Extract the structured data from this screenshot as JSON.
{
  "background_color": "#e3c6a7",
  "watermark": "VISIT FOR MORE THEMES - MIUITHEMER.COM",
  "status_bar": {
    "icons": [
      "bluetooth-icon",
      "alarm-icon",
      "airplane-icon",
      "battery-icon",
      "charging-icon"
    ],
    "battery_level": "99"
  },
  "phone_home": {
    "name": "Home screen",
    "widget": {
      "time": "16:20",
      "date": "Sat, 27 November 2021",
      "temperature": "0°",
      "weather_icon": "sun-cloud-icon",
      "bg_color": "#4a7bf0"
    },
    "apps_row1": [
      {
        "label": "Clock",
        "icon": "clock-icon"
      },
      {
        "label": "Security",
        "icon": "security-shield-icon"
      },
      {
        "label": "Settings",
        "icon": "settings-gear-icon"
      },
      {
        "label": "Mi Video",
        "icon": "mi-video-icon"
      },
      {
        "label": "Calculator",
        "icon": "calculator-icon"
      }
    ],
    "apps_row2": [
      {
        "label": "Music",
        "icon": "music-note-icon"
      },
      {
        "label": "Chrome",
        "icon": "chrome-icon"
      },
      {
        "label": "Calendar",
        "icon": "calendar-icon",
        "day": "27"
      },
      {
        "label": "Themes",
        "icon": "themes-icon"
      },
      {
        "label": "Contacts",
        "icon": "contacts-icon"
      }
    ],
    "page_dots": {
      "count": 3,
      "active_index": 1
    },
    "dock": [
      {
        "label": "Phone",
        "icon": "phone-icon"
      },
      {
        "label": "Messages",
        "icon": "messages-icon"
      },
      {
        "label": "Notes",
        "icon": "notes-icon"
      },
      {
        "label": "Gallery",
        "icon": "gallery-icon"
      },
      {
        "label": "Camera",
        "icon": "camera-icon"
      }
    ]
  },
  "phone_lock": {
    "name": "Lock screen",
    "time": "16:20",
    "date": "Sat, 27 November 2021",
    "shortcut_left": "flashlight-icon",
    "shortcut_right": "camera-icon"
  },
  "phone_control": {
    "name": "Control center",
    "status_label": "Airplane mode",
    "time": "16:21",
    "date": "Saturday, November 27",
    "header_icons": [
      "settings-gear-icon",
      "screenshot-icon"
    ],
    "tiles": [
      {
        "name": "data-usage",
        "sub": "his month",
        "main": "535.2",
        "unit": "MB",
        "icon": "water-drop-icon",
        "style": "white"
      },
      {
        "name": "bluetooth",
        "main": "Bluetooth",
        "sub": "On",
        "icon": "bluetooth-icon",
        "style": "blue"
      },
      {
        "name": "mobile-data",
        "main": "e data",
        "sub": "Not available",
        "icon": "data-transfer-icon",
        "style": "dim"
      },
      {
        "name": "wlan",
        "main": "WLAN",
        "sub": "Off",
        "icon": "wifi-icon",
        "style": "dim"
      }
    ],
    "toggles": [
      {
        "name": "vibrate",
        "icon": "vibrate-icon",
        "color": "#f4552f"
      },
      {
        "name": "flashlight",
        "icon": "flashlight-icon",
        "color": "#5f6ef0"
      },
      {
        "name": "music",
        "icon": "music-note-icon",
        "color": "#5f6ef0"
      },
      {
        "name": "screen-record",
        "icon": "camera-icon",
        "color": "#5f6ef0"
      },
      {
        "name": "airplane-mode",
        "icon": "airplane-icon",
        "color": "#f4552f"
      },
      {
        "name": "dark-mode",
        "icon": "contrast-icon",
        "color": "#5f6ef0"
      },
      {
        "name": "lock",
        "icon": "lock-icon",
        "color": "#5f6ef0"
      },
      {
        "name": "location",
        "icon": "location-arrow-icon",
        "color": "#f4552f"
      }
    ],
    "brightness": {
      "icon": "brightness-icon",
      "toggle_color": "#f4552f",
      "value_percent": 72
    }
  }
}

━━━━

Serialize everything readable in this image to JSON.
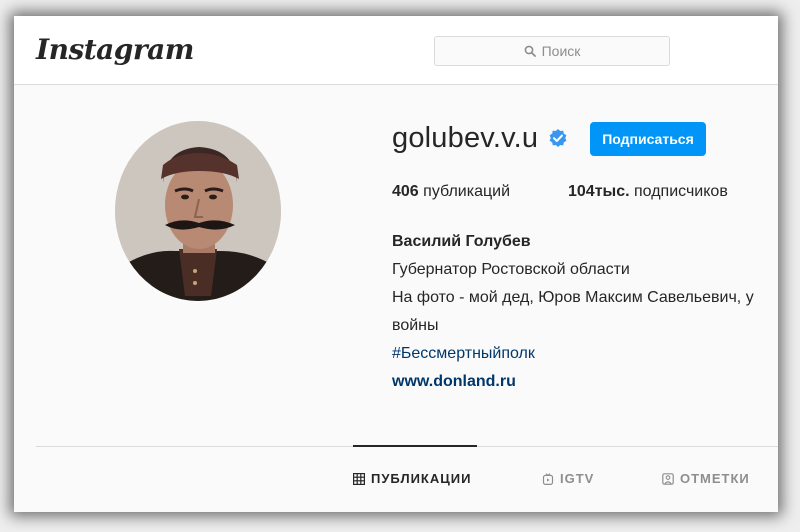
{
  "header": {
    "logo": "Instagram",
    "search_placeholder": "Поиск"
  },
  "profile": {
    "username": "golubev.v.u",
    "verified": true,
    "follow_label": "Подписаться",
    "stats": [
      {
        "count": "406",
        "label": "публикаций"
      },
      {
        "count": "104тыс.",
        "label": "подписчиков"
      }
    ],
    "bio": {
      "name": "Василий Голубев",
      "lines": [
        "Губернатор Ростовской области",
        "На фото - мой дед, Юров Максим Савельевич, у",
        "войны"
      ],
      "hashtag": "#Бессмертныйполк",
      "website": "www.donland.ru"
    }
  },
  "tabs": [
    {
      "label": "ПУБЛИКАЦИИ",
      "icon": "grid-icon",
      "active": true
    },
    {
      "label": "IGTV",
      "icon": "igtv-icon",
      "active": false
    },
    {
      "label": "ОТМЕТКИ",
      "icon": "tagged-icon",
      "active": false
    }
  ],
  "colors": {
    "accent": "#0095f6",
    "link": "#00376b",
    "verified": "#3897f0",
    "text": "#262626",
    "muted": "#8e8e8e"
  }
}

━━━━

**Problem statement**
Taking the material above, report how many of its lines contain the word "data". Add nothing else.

**Output below**
5